OK, let me put it this way. 200 years ago someone said "The Freedom of the Press belongs to the man who owns one." Can you generalize from that? Perhaps in 200 years everyone will be able to afford their own factory, but I expect some really rough patches before then. Low end "3D printers" can only really turn out toys and junk. It takes the ones that can print in multiple metals to create something worthwhile. And even they aren't that good yet. The most practical home robot so far is the Roomba. But we've got apprentice robots working for the military. They aren't really good yet, but they're improving rapidly. But they aren't cheap. You don't buy a "Big Dog" to carry your shopping home for you. Not even if you're confined to a wheelchair.

Robot make stuff that basically for free to the person who owns the robit. (Well, plus cost of materials, shipping, handling, accounting, etc. Which are also robotized, but which still cost.) So the production cost has decreased substantially. But who is earning the money to buy that stuff? Only the guy that owns the robots or delivers the merchandise...but robot truck drivers are on the horizon, and robot warehouses are already here.

If prices drop by 50% and the mean wage stays the same, but the median drops by 60%, what does that mean for the average person being able to buy what they need? (Hint: The minimum wage possible is zero, but there is no upper limit.)

Now IF the government actually intended to promote the general welfare, then I would be happy and confident.
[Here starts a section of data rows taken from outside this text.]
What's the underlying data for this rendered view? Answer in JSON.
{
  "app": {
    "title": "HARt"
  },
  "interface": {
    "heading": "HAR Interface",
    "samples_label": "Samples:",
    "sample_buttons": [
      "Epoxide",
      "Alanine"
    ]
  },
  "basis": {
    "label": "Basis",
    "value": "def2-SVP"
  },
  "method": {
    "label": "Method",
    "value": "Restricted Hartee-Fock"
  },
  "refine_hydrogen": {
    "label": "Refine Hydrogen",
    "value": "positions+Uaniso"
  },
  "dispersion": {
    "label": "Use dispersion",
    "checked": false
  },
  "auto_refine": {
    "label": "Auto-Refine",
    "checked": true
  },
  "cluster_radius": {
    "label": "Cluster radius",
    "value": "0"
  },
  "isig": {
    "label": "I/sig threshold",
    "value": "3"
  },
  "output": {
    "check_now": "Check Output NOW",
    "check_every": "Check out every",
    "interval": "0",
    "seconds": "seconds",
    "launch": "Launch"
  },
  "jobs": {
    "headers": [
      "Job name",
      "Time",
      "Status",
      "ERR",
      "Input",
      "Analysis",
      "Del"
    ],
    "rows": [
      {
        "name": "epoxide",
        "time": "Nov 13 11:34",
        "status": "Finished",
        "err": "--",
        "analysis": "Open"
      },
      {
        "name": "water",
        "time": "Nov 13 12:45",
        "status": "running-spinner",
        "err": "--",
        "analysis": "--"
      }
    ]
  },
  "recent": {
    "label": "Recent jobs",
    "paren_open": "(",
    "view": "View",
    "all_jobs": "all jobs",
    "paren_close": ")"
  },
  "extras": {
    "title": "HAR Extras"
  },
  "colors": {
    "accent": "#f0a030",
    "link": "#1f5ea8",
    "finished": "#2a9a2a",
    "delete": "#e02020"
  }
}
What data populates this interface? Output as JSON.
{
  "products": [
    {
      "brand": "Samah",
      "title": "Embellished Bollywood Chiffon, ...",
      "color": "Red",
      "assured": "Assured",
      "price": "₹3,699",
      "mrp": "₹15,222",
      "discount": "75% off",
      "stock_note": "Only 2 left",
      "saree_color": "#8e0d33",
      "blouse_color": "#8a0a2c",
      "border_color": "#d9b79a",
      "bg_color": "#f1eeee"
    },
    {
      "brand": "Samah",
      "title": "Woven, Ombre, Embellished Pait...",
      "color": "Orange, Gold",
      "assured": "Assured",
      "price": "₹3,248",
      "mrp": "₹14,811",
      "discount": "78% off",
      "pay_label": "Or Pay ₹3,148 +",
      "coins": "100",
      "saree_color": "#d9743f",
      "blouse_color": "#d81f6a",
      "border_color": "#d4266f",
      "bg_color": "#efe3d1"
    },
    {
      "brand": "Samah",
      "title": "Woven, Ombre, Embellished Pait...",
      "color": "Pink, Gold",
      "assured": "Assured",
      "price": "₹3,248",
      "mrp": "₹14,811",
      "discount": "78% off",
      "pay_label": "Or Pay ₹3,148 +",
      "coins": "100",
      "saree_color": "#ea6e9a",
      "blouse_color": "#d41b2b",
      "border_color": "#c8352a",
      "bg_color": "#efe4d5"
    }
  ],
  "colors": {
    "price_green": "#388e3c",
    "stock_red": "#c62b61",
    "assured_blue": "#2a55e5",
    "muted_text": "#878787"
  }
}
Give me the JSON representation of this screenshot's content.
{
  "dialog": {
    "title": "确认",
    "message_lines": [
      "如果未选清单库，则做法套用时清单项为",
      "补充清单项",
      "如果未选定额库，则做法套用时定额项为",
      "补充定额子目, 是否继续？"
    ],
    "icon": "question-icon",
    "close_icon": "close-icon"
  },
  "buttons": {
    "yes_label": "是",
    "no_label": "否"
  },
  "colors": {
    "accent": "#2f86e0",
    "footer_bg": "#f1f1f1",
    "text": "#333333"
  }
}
This would look like the opening of a golden age. But I have seen VERY few signs that the government even considers the general welfare. So I don't feel happy about it at all.

Comment: Re: The problem with the all robotic workforce ide (Score 1) 304

by HiThere (#47682811) Attached to: Humans Need Not Apply: a Video About the Robot Revolution and Jobs

Perhaps you would care to identify some of them? I admit that I'm at a loss, but then I don't even want most current consumer gizmos.

FWIW, I think we would be much better off with a social restructuring that reduced the work week, initially, to 24 hours/week and hired more people to fill in the jobs opened up. This should be accompanied by free public colleges for those who want to take classes, with the class schedules set with the assumption that you won't study in class for more than 12 hours/week, with homework counting perhaps another 12. This is for those who want to improve either themselves or their careers. While anyone who desired should be allowed to enroll, the classes should not be required to admit those who are unruly and disruptive. (We really need a better way to handle grade schools, too. Perhaps many of the "jobs" created could be as teacher's aides. Ideally there should be no more than 15 children/adult on the average.)

For some reason paying teachers and their aides seems to be very difficult for our current society to do. I'm not sure why, as it is perhaps the most important single job in society.

Money, ah yes. There is the big problem. Somehow this must be paid for, and those who control the power and wealth are reluctant to release control. Yet much of this could be paid for with the cost of a few disfunctional weapons systems. Say a moratorium on aircraft carriers and new designs for manned fighers. (Drones are going to be the next generation of fighers anyway, so it's a clear waste of money.)

Comment: Re: The problem with the all robotic workforce ide (Score 1) 304

by HiThere (#47682751) Attached to: Humans Need Not Apply: a Video About the Robot Revolution and Jobs

The universe doesn't need ANY people. It never did. It never will.

What's your point? You mean the planet is overcrowded? I agree. We're killing off species at an unsustainable rate. But the universe doesn't care about that. I'm the one that cares. And perhaps you.

Successful and fortunate crime is called virtue. - Seneca